However, the defendant — maintaining that the Legislature disapproved the broader meaning we have given the words in question — urges us to permit disclosure only of evidence directly related to issues raised by the pleadings, more particularly, of information concerning the defendant's policy and practice at its Springfield plant. The disclosure provision may not, however, be accorded so narrow a construction. The complaint charges, in effect, that the defendant "established and announced" to any and all of its employees everywhere, including the plaintiffs, and "carried out", a policy and practice of granting severance and retirement pay and that the plaintiffs relied upon this in starting or continuing their employment.
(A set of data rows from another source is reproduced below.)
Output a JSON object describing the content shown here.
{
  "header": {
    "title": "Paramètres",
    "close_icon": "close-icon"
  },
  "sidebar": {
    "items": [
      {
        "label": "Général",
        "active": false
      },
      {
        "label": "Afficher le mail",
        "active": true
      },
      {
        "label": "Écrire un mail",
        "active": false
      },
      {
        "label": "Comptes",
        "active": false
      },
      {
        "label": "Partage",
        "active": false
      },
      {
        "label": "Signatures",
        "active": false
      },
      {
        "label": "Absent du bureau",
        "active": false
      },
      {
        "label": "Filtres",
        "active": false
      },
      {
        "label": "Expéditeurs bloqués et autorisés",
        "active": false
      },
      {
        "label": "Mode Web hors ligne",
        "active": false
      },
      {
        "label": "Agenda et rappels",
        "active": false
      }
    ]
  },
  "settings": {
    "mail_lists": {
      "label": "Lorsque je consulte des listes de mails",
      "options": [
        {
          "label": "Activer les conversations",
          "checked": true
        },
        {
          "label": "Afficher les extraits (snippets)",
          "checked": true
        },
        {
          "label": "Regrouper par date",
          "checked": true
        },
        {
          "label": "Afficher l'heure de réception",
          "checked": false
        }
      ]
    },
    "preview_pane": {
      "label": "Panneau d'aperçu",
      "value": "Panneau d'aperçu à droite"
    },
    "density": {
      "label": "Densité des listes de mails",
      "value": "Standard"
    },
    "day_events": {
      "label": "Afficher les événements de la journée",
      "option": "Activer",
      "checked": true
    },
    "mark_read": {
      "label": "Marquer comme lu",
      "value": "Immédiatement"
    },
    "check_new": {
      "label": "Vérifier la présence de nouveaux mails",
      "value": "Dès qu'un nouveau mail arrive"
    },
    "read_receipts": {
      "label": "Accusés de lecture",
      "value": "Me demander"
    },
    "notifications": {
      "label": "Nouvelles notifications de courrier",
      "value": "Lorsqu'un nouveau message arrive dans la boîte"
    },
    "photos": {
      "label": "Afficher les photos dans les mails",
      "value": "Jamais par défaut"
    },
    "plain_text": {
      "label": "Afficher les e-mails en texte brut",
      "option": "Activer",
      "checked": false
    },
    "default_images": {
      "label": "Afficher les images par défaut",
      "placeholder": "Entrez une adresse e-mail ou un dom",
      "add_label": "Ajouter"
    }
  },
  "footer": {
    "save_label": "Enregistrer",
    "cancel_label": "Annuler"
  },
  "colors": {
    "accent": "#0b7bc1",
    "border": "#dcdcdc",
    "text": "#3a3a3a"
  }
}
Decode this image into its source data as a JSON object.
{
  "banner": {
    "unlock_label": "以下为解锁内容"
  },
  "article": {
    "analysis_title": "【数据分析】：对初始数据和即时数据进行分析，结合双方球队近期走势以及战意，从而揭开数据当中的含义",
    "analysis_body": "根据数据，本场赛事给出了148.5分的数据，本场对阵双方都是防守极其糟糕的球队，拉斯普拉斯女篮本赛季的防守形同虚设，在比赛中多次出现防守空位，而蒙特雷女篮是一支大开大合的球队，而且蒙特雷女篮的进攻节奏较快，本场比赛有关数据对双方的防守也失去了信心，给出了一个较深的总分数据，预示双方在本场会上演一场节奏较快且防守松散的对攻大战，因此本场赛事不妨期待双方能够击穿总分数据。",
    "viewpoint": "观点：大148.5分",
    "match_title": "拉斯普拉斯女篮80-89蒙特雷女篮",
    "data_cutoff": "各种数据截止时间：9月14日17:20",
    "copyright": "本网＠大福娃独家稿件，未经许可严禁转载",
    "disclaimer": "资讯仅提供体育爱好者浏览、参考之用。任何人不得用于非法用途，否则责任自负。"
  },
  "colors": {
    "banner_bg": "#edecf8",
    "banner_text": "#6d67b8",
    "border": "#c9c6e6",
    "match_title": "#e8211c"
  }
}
That they could not have known of or relied on such allegedly company-wide policy at offices and facilities other than, or at least in addition to, Springfield's is not established by the defendant's mere say-so. In any event, though, as the dissenting justices below observed, "[t]he point is not whether plaintiffs relied on the policy in effect at other locations, but whether the fact that it was in effect at the other locations will not lend support to plaintiffs' assertion that it was also in effect at the location at which they were employed."
In sum, then, since the information sought by the plaintiffs is material and necessary to the prosecution of their action, they are entitled to answers to their interrogatories.
The order of the Appellate Division should be reversed, with costs in all courts, the certified question answered in the negative and the matter remitted to Special Term for further proceedings in accordance with this opinion.
Judges BURKE, SCILEPPI, BERGAN, KEATING and JASEN concur; Judge BREITEL taking no part.
Order reversed, etc.